ENTRIES SUPPLIED
..............................

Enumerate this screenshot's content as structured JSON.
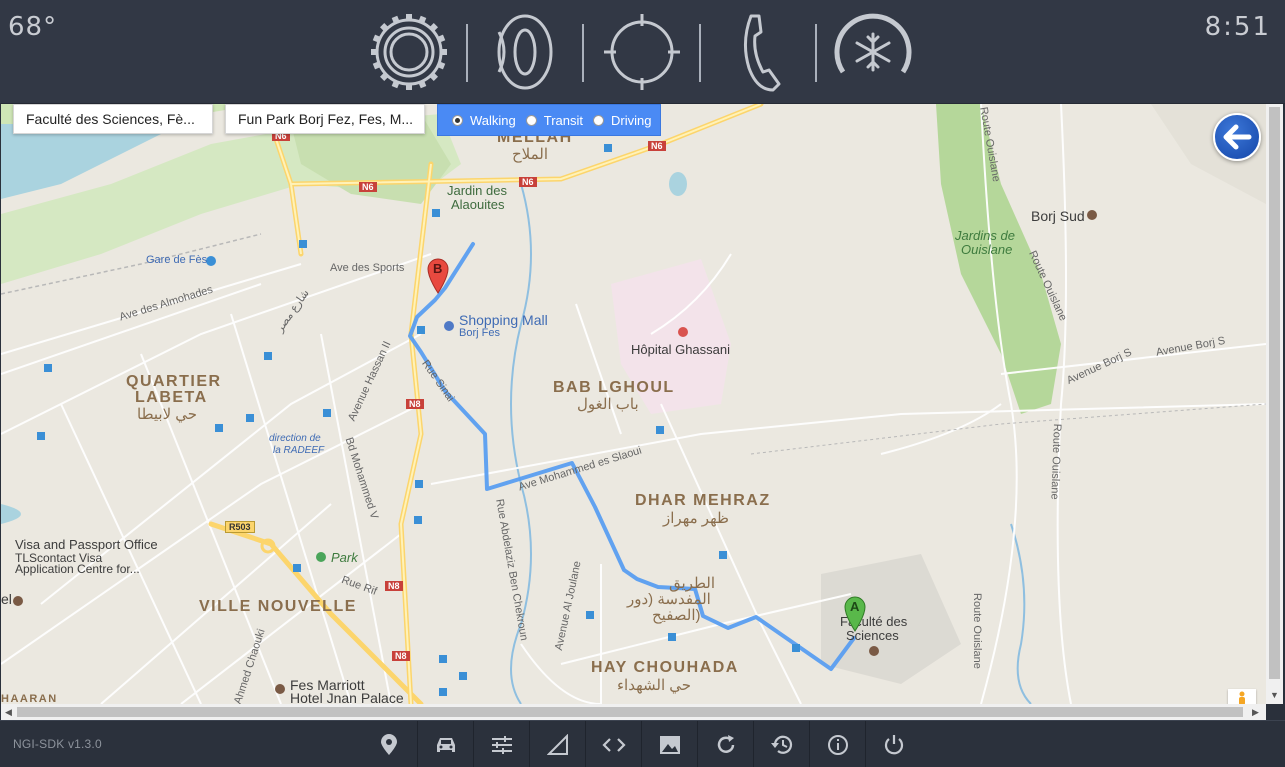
{
  "status": {
    "temperature": "68°",
    "time": "8:51"
  },
  "top_icons": [
    {
      "name": "settings-gear-icon"
    },
    {
      "name": "media-speaker-icon"
    },
    {
      "name": "navigation-compass-icon"
    },
    {
      "name": "phone-icon"
    },
    {
      "name": "climate-fan-icon"
    }
  ],
  "route": {
    "origin": "Faculté des Sciences, Fè...",
    "destination": "Fun Park Borj Fez, Fes, M...",
    "modes": [
      {
        "label": "Walking",
        "selected": true
      },
      {
        "label": "Transit",
        "selected": false
      },
      {
        "label": "Driving",
        "selected": false
      }
    ],
    "marker_a": "A",
    "marker_b": "B"
  },
  "map_labels": {
    "mellah": "MELLAH",
    "mellah_ar": "الملاح",
    "jardin_alaouites_1": "Jardin des",
    "jardin_alaouites_2": "Alaouites",
    "gare": "Gare de Fès",
    "ave_sports": "Ave des Sports",
    "ave_almohades": "Ave des Almohades",
    "shopping_mall": "Shopping Mall",
    "borj_fes": "Borj Fes",
    "hopital": "Hôpital Ghassani",
    "bab_lghoul": "BAB LGHOUL",
    "bab_lghoul_ar": "باب الغول",
    "quartier_1": "QUARTIER",
    "quartier_2": "LABETA",
    "quartier_ar": "حي لابيطا",
    "direction_1": "direction de",
    "direction_2": "la RADEEF",
    "avenue_hassan": "Avenue Hassan II",
    "rue_sinai": "Rue Sinai",
    "bd_mohammed": "Bd Mohammed V",
    "ave_slaoui": "Ave Mohammed es Slaoui",
    "dhar_mehraz": "DHAR MEHRAZ",
    "dhar_mehraz_ar": "ظهر مهراز",
    "rue_abdelaziz": "Rue Abdelaziz Ben Chekroun",
    "avenue_joulane": "Avenue Al Joulane",
    "tariq_1": "الطريق",
    "tariq_2": "المفدسة (دور",
    "tariq_3": "الصفيح)",
    "faculte_1": "Faculté des",
    "faculte_2": "Sciences",
    "hay_chouhada": "HAY CHOUHADA",
    "hay_chouhada_ar": "حي الشهداء",
    "visa_1": "Visa and Passport Office",
    "visa_2": "TLScontact Visa",
    "visa_3": "Application Centre for...",
    "park": "Park",
    "rue_rif": "Rue Rif",
    "ville_nouvelle": "VILLE NOUVELLE",
    "ahmed_chaouki": "Ahmed Chaouki",
    "fes_marriott_1": "Fes Marriott",
    "fes_marriott_2": "Hotel Jnan Palace",
    "borj_sud": "Borj Sud",
    "jardins_ouislane_1": "Jardins de",
    "jardins_ouislane_2": "Ouislane",
    "route_ouislane": "Route Ouislane",
    "avenue_borj": "Avenue Borj S",
    "avenue_borj_2": "Avenue Borj S",
    "sare_misr": "شارع مصر",
    "el_partial": "el",
    "ihaaran": "HAARAN",
    "n6": "N6",
    "n8": "N8",
    "r503": "R503"
  },
  "bottom": {
    "sdk_version": "NGI-SDK v1.3.0",
    "buttons": [
      {
        "name": "location-pin-icon"
      },
      {
        "name": "car-icon"
      },
      {
        "name": "sliders-icon"
      },
      {
        "name": "signal-icon"
      },
      {
        "name": "code-icon"
      },
      {
        "name": "image-icon"
      },
      {
        "name": "refresh-icon"
      },
      {
        "name": "history-icon"
      },
      {
        "name": "info-icon"
      },
      {
        "name": "power-icon"
      }
    ]
  },
  "colors": {
    "route": "#5a9ef0",
    "mode_bar": "#4a8af4",
    "topbar": "#323845",
    "map_bg": "#ebe8e0"
  }
}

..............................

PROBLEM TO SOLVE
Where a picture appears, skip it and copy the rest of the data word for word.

ANSWER TO THE PROBLEM
Enumerate this screenshot's content as structured JSON.
{
  "status": {
    "temperature": "68°",
    "time": "8:51"
  },
  "top_icons": [
    {
      "name": "settings-gear-icon"
    },
    {
      "name": "media-speaker-icon"
    },
    {
      "name": "navigation-compass-icon"
    },
    {
      "name": "phone-icon"
    },
    {
      "name": "climate-fan-icon"
    }
  ],
  "route": {
    "origin": "Faculté des Sciences, Fè...",
    "destination": "Fun Park Borj Fez, Fes, M...",
    "modes": [
      {
        "label": "Walking",
        "selected": true
      },
      {
        "label": "Transit",
        "selected": false
      },
      {
        "label": "Driving",
        "selected": false
      }
    ],
    "marker_a": "A",
    "marker_b": "B"
  },
  "map_labels": {
    "mellah": "MELLAH",
    "mellah_ar": "الملاح",
    "jardin_alaouites_1": "Jardin des",
    "jardin_alaouites_2": "Alaouites",
    "gare": "Gare de Fès",
    "ave_sports": "Ave des Sports",
    "ave_almohades": "Ave des Almohades",
    "shopping_mall": "Shopping Mall",
    "borj_fes": "Borj Fes",
    "hopital": "Hôpital Ghassani",
    "bab_lghoul": "BAB LGHOUL",
    "bab_lghoul_ar": "باب الغول",
    "quartier_1": "QUARTIER",
    "quartier_2": "LABETA",
    "quartier_ar": "حي لابيطا",
    "direction_1": "direction de",
    "direction_2": "la RADEEF",
    "avenue_hassan": "Avenue Hassan II",
    "rue_sinai": "Rue Sinai",
    "bd_mohammed": "Bd Mohammed V",
    "ave_slaoui": "Ave Mohammed es Slaoui",
    "dhar_mehraz": "DHAR MEHRAZ",
    "dhar_mehraz_ar": "ظهر مهراز",
    "rue_abdelaziz": "Rue Abdelaziz Ben Chekroun",
    "avenue_joulane": "Avenue Al Joulane",
    "tariq_1": "الطريق",
    "tariq_2": "المفدسة (دور",
    "tariq_3": "الصفيح)",
    "faculte_1": "Faculté des",
    "faculte_2": "Sciences",
    "hay_chouhada": "HAY CHOUHADA",
    "hay_chouhada_ar": "حي الشهداء",
    "visa_1": "Visa and Passport Office",
    "visa_2": "TLScontact Visa",
    "visa_3": "Application Centre for...",
    "park": "Park",
    "rue_rif": "Rue Rif",
    "ville_nouvelle": "VILLE NOUVELLE",
    "ahmed_chaouki": "Ahmed Chaouki",
    "fes_marriott_1": "Fes Marriott",
    "fes_marriott_2": "Hotel Jnan Palace",
    "borj_sud": "Borj Sud",
    "jardins_ouislane_1": "Jardins de",
    "jardins_ouislane_2": "Ouislane",
    "route_ouislane": "Route Ouislane",
    "avenue_borj": "Avenue Borj S",
    "avenue_borj_2": "Avenue Borj S",
    "sare_misr": "شارع مصر",
    "el_partial": "el",
    "ihaaran": "HAARAN",
    "n6": "N6",
    "n8": "N8",
    "r503": "R503"
  },
  "bottom": {
    "sdk_version": "NGI-SDK v1.3.0",
    "buttons": [
      {
        "name": "location-pin-icon"
      },
      {
        "name": "car-icon"
      },
      {
        "name": "sliders-icon"
      },
      {
        "name": "signal-icon"
      },
      {
        "name": "code-icon"
      },
      {
        "name": "image-icon"
      },
      {
        "name": "refresh-icon"
      },
      {
        "name": "history-icon"
      },
      {
        "name": "info-icon"
      },
      {
        "name": "power-icon"
      }
    ]
  },
  "colors": {
    "route": "#5a9ef0",
    "mode_bar": "#4a8af4",
    "topbar": "#323845",
    "map_bg": "#ebe8e0"
  }
}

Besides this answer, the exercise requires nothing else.